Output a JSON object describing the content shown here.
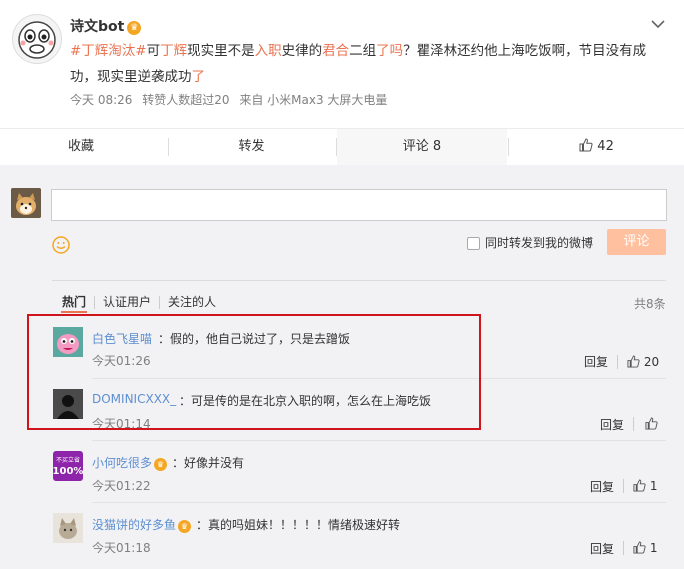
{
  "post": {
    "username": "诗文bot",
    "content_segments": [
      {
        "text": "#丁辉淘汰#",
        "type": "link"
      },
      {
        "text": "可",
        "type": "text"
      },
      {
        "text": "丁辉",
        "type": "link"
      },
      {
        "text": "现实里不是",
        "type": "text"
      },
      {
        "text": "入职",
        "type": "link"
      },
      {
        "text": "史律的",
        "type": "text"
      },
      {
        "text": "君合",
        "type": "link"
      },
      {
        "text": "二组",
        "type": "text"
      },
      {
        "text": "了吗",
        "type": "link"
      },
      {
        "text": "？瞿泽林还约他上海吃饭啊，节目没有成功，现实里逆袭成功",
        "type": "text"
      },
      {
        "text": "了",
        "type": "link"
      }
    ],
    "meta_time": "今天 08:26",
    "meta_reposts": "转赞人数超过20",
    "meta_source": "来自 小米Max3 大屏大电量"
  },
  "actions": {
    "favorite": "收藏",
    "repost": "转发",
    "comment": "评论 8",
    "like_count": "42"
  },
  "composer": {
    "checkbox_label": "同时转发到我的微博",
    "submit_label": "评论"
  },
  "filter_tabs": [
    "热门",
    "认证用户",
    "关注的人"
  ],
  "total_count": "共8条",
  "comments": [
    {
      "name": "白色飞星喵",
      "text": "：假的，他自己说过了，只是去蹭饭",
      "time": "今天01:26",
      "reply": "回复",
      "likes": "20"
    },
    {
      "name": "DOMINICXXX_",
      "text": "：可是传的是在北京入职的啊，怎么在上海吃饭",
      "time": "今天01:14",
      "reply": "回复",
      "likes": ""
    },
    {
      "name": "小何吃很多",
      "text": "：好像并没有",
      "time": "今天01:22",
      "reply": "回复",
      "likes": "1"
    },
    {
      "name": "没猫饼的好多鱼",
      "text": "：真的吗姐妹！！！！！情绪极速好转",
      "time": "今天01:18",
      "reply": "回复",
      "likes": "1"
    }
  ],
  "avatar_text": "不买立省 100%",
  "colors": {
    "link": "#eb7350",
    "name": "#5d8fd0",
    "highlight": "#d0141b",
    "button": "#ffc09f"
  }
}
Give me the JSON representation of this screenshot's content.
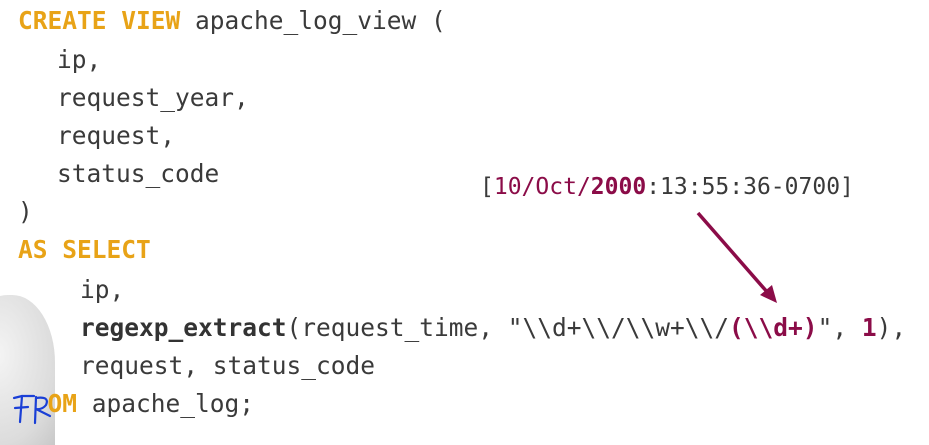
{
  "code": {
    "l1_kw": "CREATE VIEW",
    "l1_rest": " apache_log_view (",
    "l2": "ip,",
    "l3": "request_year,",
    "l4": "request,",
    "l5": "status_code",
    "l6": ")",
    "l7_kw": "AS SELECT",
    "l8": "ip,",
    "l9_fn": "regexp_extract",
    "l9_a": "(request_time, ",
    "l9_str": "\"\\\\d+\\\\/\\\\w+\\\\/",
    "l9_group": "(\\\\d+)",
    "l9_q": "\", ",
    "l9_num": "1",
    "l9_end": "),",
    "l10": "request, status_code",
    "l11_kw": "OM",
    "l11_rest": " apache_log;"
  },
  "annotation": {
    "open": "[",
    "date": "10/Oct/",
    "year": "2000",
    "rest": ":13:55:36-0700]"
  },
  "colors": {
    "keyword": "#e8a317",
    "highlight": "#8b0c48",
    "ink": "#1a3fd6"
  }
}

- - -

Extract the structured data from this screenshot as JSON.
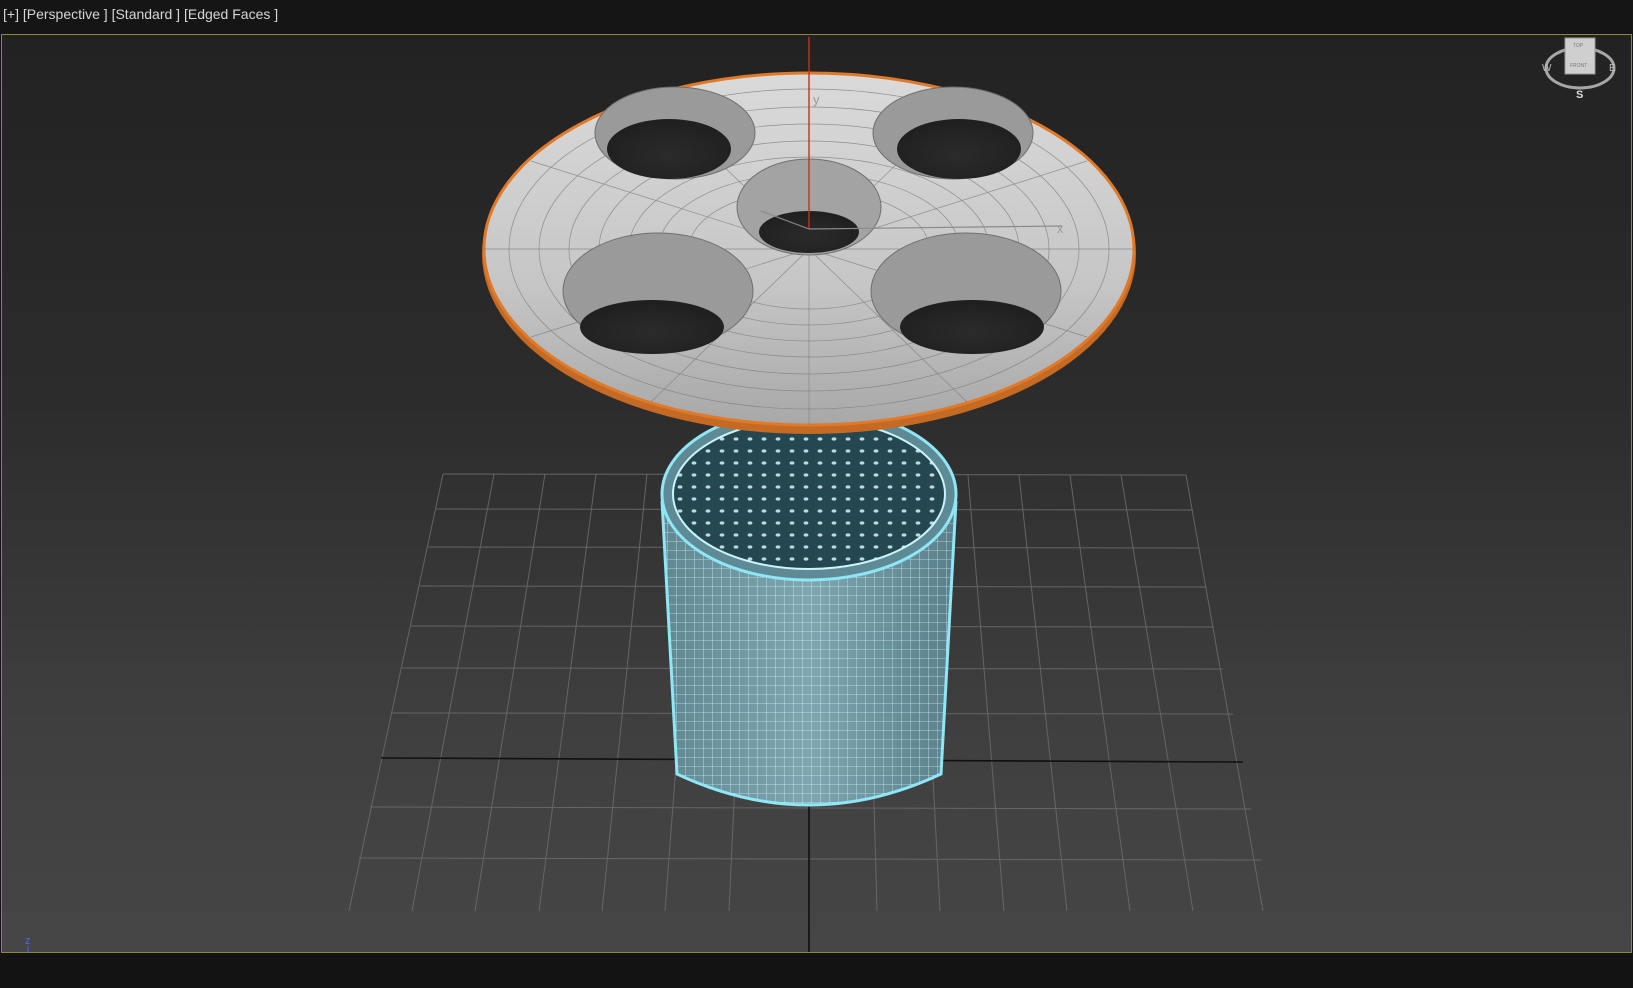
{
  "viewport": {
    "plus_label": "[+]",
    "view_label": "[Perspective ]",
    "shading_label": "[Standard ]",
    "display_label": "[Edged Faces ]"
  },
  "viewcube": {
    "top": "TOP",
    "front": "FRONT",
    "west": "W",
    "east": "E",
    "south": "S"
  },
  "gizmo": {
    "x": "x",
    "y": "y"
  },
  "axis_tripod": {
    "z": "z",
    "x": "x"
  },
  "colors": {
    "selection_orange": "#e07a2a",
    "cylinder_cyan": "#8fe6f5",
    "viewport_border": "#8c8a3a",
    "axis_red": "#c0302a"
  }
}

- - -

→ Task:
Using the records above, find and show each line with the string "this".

→ Exercise output:
Give me the JSON representation of this screenshot's content.
Extract the structured data from this screenshot as JSON.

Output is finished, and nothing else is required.